(1450 - 1523) | D.803.4.
Date : Circa 1509 | Medium : Oil on wood
Trained in Haarlem, where Gérard de Saint-Jean worked, before being welcomed to Bruges, Gérard David became one of the city’s finest painters, perpetuating the tradition of Hans Memling, who died in 1494. After becoming a Free Master of the Guild of Painters in 1484, he married Cornelia Cnoop, the daughter of the senior-most member of the goldsmiths’ guild in 1496. The altarpiece of the Virgo inter Virgines was donated in 1509 to the convent of the Carmelites of Sion in Bruges.
Mary, enthroned between two musical angels, holds the Baby Jesus, who is picking grapes off a bunch – a symbol of the Eucharist. She is receiving the homage of a gathering of martyrs with a child-like charm, recognisable by their attributes, each depicted in the manner of precious ornaments.
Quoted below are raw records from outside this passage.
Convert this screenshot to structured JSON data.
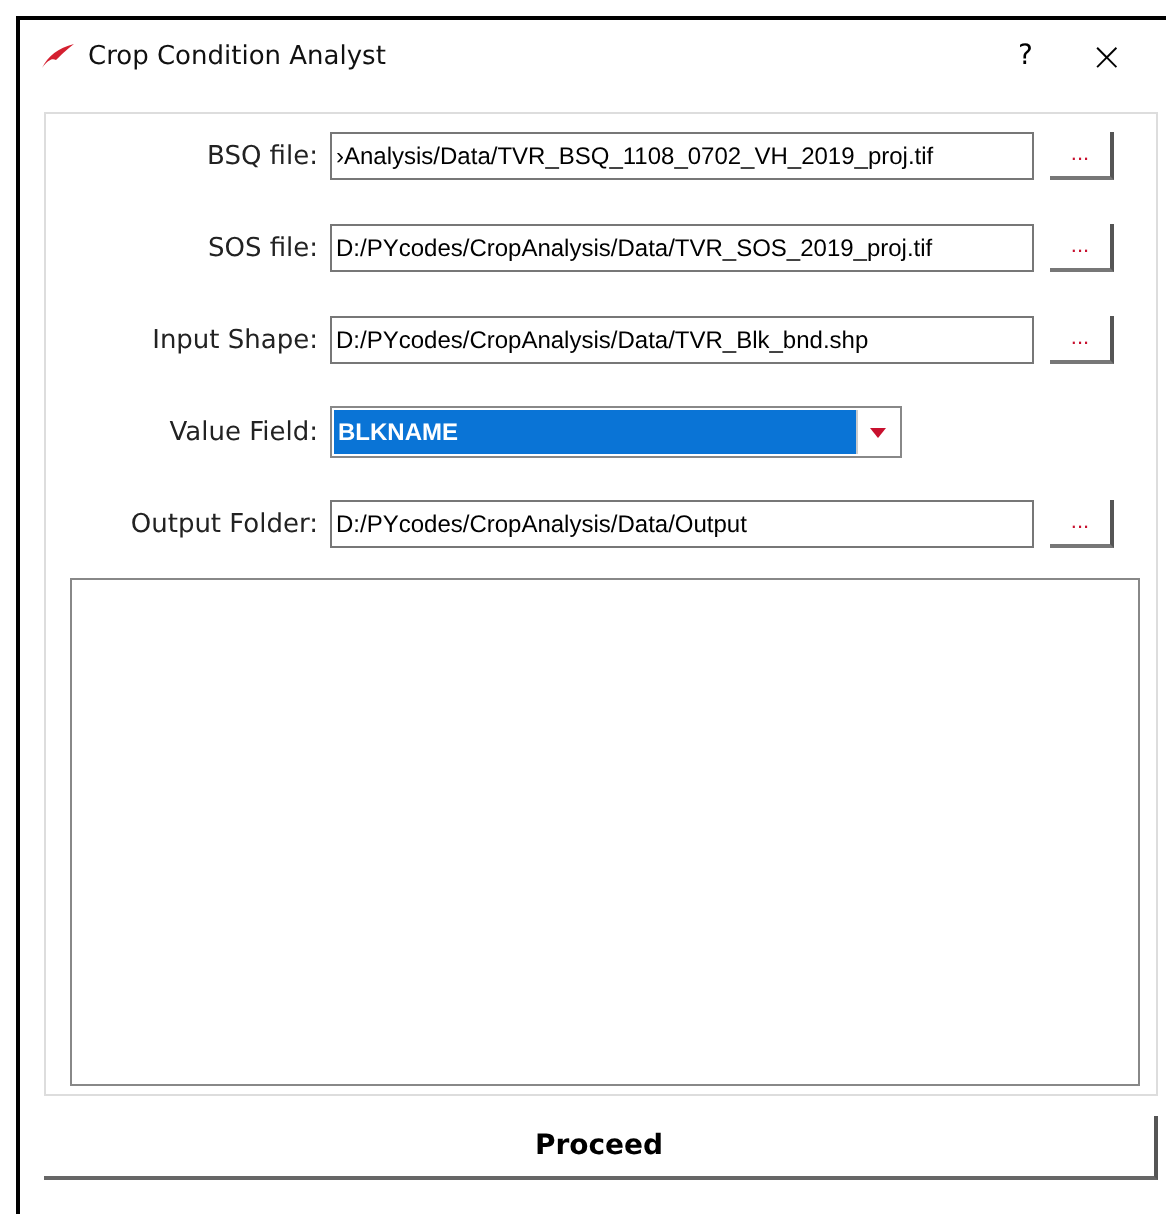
{
  "window": {
    "title": "Crop Condition Analyst",
    "help": "?",
    "close": "×"
  },
  "rows": [
    {
      "kind": "file",
      "label": "BSQ file:",
      "value": "›Analysis/Data/TVR_BSQ_1108_0702_VH_2019_proj.tif",
      "button": "..."
    },
    {
      "kind": "file",
      "label": "SOS file:",
      "value": "D:/PYcodes/CropAnalysis/Data/TVR_SOS_2019_proj.tif",
      "button": "..."
    },
    {
      "kind": "file",
      "label": "Input Shape:",
      "value": "D:/PYcodes/CropAnalysis/Data/TVR_Blk_bnd.shp",
      "button": "..."
    },
    {
      "kind": "combo",
      "label": "Value Field:",
      "value": "BLKNAME",
      "highlighted": true
    },
    {
      "kind": "file",
      "label": "Output Folder:",
      "value": "D:/PYcodes/CropAnalysis/Data/Output",
      "button": "..."
    }
  ],
  "proceed": "Proceed"
}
From left to right : Dorothy with her basket of roses (the lawyer Theophilus had promised to convert to Christianity if she sent him roses and apples from the Garden of Christ), Catherine of Alexandria with a crown adorned with the Catherine Wheel (which miraculously broke instead of killing her), Agnes, with a lamb at her feet (the saint was killed aged 14 because she refused to marry a pagan), behind her, an anonymous woman, then Fausta with a saw (the instrument of her martyrdom), Apollonia with a set of tongs (which were used to pull out her teeth), Godelina with a scarf (which her husband used to have her strangled), Cecilia beside an organ (she sang praises to the Lord until her dying breath), Barbara, whose headdress is adorned with a tower (her father had her locked away there) and Lucy holding her eyes (which some maintain were gouged out while others assert that she gouged them out herself). The man, in the upper left corner is the painter Gérard David himself, and the woman on the right in the white cornet is most probably his wife, Cornelia.
The saints stand out against a neutral background with a visual force reminiscent of a bas-relief, but which is animated by the faces and the beauty of the materials. In this dense ensemble, the unusually accentuated upright stance of the Virgin, in its almost statuesque solidity, seems to echo the Madonna of Bruges of Michelangelo, who arrived in the city in 1506.